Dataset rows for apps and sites
################
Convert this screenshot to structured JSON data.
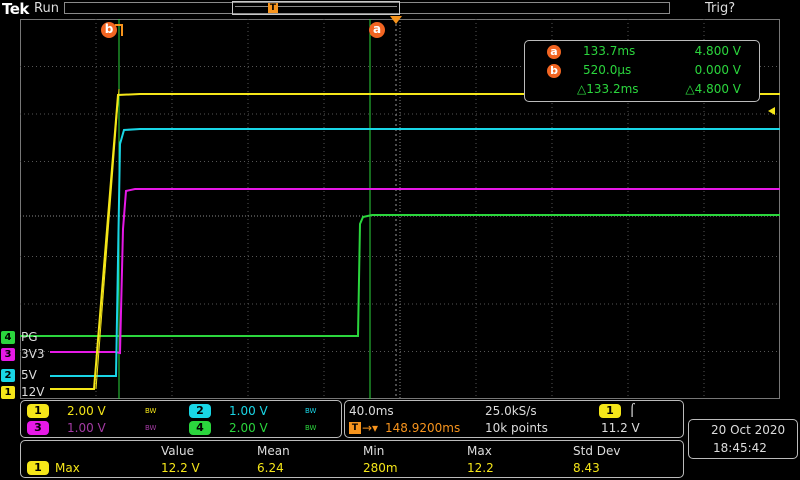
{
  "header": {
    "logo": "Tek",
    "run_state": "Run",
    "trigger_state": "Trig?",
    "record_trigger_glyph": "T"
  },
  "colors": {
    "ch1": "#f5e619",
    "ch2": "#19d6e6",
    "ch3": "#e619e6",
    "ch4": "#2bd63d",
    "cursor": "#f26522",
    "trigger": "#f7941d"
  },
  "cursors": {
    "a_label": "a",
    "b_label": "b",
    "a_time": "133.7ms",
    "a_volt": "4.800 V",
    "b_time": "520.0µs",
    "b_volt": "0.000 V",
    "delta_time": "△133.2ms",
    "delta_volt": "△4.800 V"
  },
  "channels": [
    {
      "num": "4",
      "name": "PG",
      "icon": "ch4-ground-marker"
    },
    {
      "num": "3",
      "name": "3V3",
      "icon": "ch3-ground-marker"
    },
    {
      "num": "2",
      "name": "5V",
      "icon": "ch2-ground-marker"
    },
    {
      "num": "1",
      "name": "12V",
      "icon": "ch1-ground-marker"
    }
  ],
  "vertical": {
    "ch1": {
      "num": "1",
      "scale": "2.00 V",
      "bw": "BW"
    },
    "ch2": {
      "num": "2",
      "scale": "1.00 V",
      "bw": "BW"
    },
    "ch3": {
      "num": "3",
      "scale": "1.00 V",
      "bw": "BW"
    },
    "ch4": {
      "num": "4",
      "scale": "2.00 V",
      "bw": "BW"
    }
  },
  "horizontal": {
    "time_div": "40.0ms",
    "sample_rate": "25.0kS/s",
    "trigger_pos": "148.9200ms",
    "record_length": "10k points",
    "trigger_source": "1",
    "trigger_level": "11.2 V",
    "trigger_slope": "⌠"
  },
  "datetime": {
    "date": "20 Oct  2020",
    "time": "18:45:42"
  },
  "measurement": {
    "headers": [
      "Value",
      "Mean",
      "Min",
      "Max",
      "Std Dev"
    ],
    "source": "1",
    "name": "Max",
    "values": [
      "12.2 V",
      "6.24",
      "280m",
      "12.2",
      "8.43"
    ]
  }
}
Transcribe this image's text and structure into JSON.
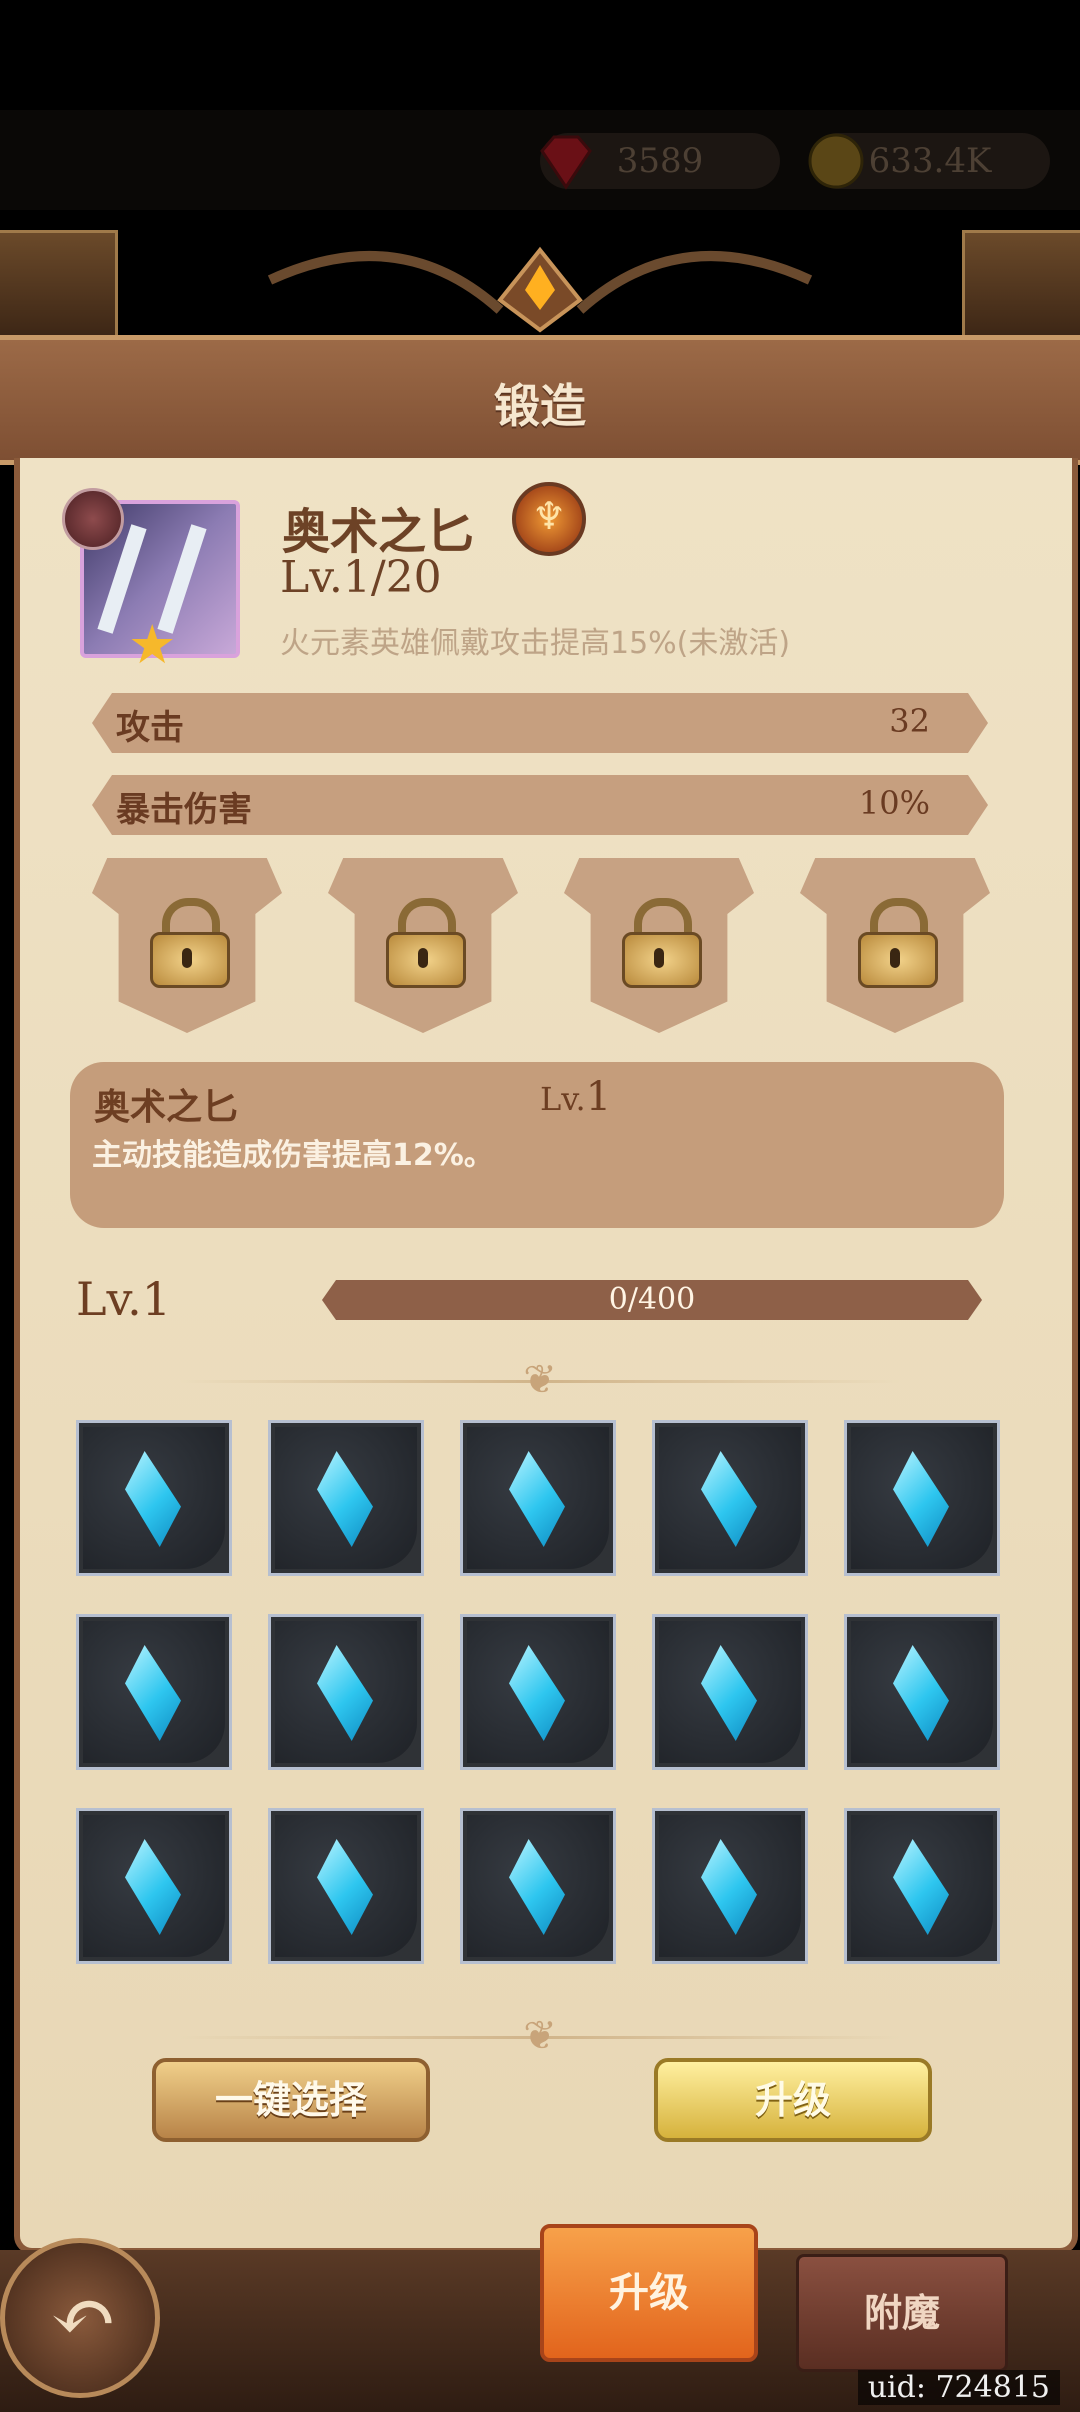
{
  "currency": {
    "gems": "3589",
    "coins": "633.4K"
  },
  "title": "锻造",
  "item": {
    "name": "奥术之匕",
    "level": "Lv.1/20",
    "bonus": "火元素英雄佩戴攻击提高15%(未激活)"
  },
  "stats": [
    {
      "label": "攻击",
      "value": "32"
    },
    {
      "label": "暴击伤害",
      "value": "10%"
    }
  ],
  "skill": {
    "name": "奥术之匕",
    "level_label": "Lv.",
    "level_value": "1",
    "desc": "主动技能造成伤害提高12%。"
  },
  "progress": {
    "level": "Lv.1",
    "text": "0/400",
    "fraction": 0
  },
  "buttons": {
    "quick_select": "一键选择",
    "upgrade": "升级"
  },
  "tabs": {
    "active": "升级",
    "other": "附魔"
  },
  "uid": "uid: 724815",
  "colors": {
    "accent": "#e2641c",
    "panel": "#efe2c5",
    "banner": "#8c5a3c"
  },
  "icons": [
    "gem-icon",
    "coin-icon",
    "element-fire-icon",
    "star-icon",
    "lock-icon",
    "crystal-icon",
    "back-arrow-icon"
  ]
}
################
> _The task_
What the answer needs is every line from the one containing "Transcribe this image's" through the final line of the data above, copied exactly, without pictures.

> _Response below_
Transcribe this image's text and structure into JSON.
{
  "currency": {
    "gems": "3589",
    "coins": "633.4K"
  },
  "title": "锻造",
  "item": {
    "name": "奥术之匕",
    "level": "Lv.1/20",
    "bonus": "火元素英雄佩戴攻击提高15%(未激活)"
  },
  "stats": [
    {
      "label": "攻击",
      "value": "32"
    },
    {
      "label": "暴击伤害",
      "value": "10%"
    }
  ],
  "skill": {
    "name": "奥术之匕",
    "level_label": "Lv.",
    "level_value": "1",
    "desc": "主动技能造成伤害提高12%。"
  },
  "progress": {
    "level": "Lv.1",
    "text": "0/400",
    "fraction": 0
  },
  "buttons": {
    "quick_select": "一键选择",
    "upgrade": "升级"
  },
  "tabs": {
    "active": "升级",
    "other": "附魔"
  },
  "uid": "uid: 724815",
  "colors": {
    "accent": "#e2641c",
    "panel": "#efe2c5",
    "banner": "#8c5a3c"
  },
  "icons": [
    "gem-icon",
    "coin-icon",
    "element-fire-icon",
    "star-icon",
    "lock-icon",
    "crystal-icon",
    "back-arrow-icon"
  ]
}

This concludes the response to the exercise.